The legislation declares that imprisoned transgender individuals are exposed to sexual abuse, discrimination, and harassment and therefore need a safe environment in which they are able to “express their gender or to take medical, social or legal transition steps.” A California study discovered that transgender women have a 13-times higher rate of sexual assault than men in the same jail.
“Gender transition is a deeply personal experience that may involve some combination of social transition, legal transition, medical transition, or none of these,” declares the law, recognized as the Transgender Respect, Agency, and Dignity Act.
Between Jan. 1 and April 9, the California Department of Corrections and Rehabilitation has got 261 gender-based housing requests; 255 are from transgender women and nonbinary imprisoned people who are requesting to be housed in a female institution, and six are from transgender men and nonbinary detained people who are asking to be housed in a male institution.
The agency accepted 21 requests; seven were transferred to Central California Women’s Facility, and two changed their minds.

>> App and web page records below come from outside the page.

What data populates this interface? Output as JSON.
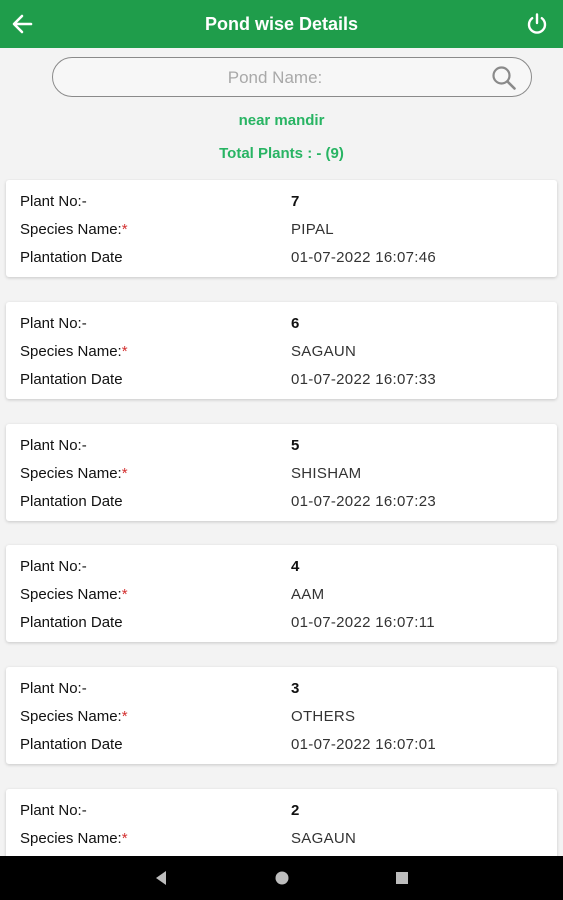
{
  "header": {
    "title": "Pond wise Details",
    "back_icon": "arrow-left-icon",
    "power_icon": "power-icon",
    "bg_color": "#1f9d4b"
  },
  "search": {
    "placeholder": "Pond Name:",
    "value": "",
    "icon": "search-icon"
  },
  "pond": {
    "name": "near mandir",
    "total_label": "Total Plants : - (9)"
  },
  "labels": {
    "plant_no": "Plant No:-",
    "species": "Species Name:",
    "required_mark": "*",
    "date": "Plantation Date"
  },
  "plants": [
    {
      "no": "7",
      "species": "PIPAL",
      "date": "01-07-2022 16:07:46"
    },
    {
      "no": "6",
      "species": "SAGAUN",
      "date": "01-07-2022 16:07:33"
    },
    {
      "no": "5",
      "species": "SHISHAM",
      "date": "01-07-2022 16:07:23"
    },
    {
      "no": "4",
      "species": "AAM",
      "date": "01-07-2022 16:07:11"
    },
    {
      "no": "3",
      "species": "OTHERS",
      "date": "01-07-2022 16:07:01"
    },
    {
      "no": "2",
      "species": "SAGAUN",
      "date": ""
    }
  ],
  "navbar": {
    "back": "nav-back-icon",
    "home": "nav-home-icon",
    "recents": "nav-recents-icon"
  }
}
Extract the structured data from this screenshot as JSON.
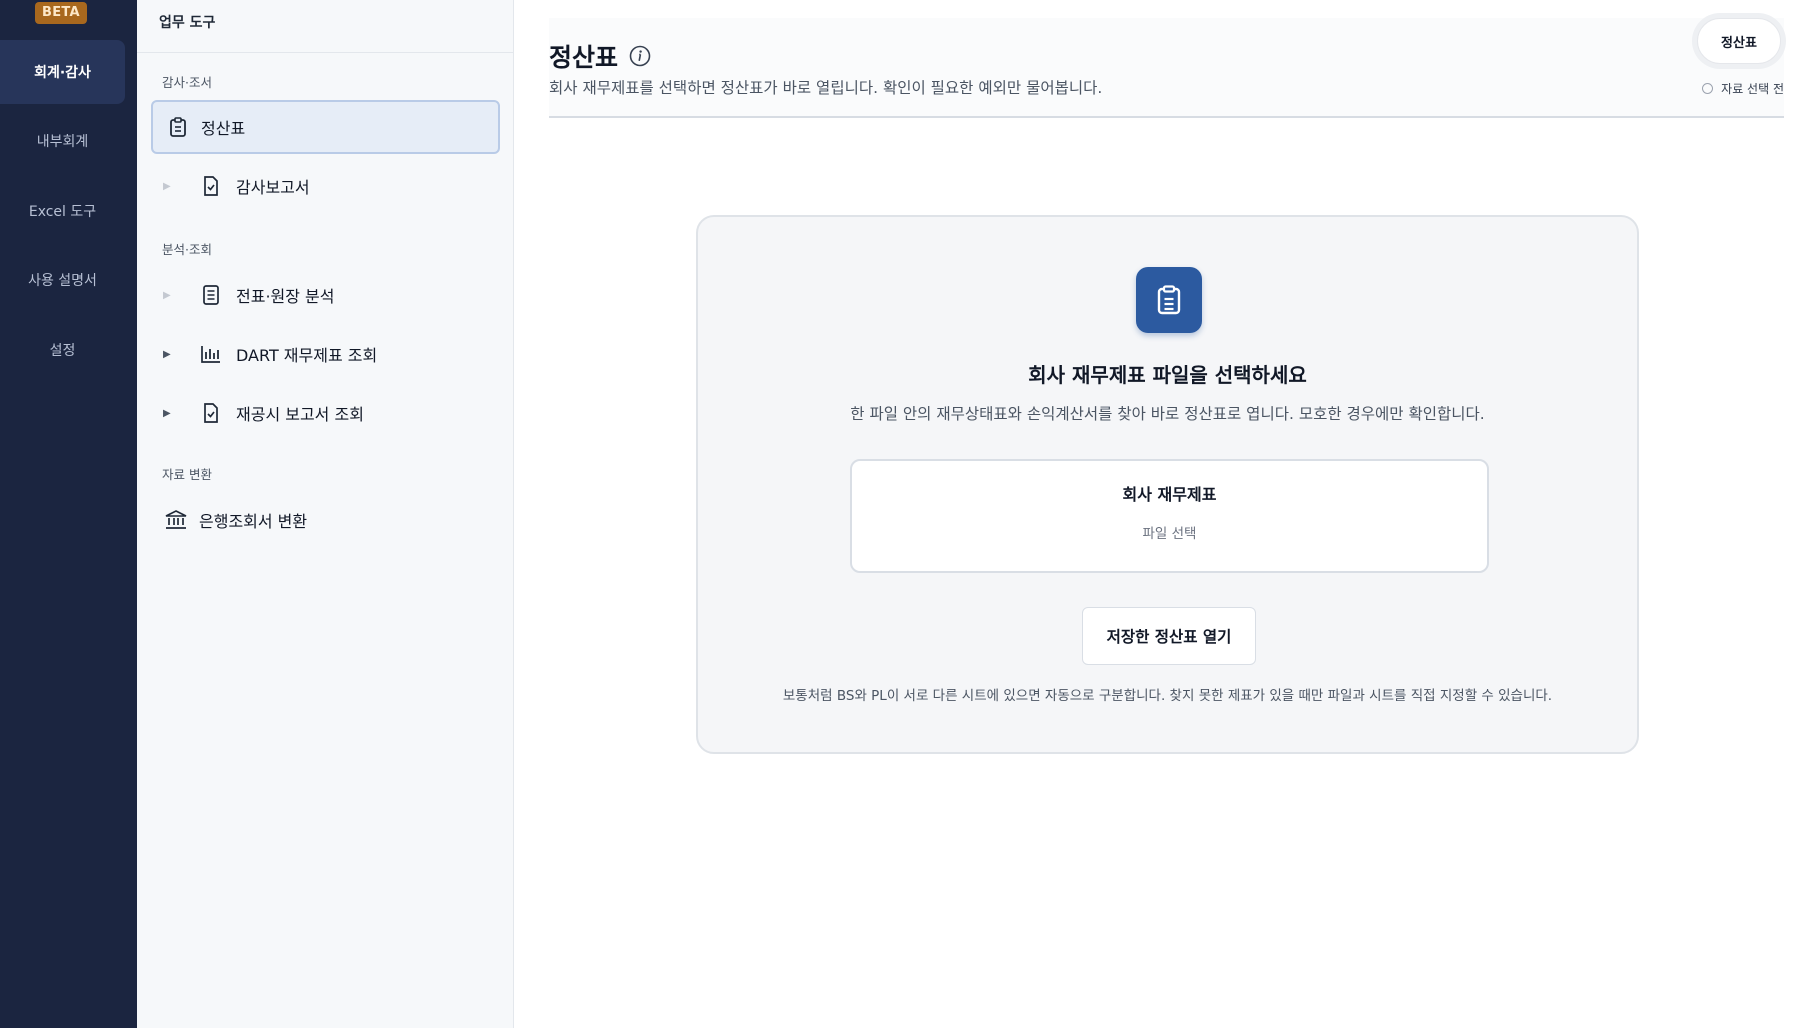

The waiting applications are still under review.
Applications are not automatically granted though rather must go through a review committee that includes the warden, medical and mental health staff, and custody officers, explained CDCR deputy press secretary Terry Thornton.
California holds 35 prisons, including three for women.
“CDCR’s classification process includes a thorough review of the incarcerated person’s history prior to and during incarceration, their crime, arrest and criminal history, trial and sentencing documentation, medical and mental health needs, custody level, time to serve, safety concerns and other factors including security and program needs,” Thornton stated.
"Senate Bill 132 ... supports CDCR's endeavors to improve safety, help prevent sexual abuse and create a more respectful environment for the incarcerated transgender, non-binary and intersex community," Thornton said.
An inmate’s rap sheet and disciplinary record in jail are part of the process, she continued.
The state will pay for surgery and any medical treatment for individuals who want to transition to another sex. This is compatible with the military and Veteran Affairs administration, which was directed by President Joe Biden to start funding medical procedures.
California grew the first state to finance such surgeries after a 2017 court settlement.
“The Eighth Amendment of the US Constitution requires that prisons provide medically necessary treatment for prisoners’ medical needs based on medical considerations,” Thornton said. “This can include gender-affirming surgery.”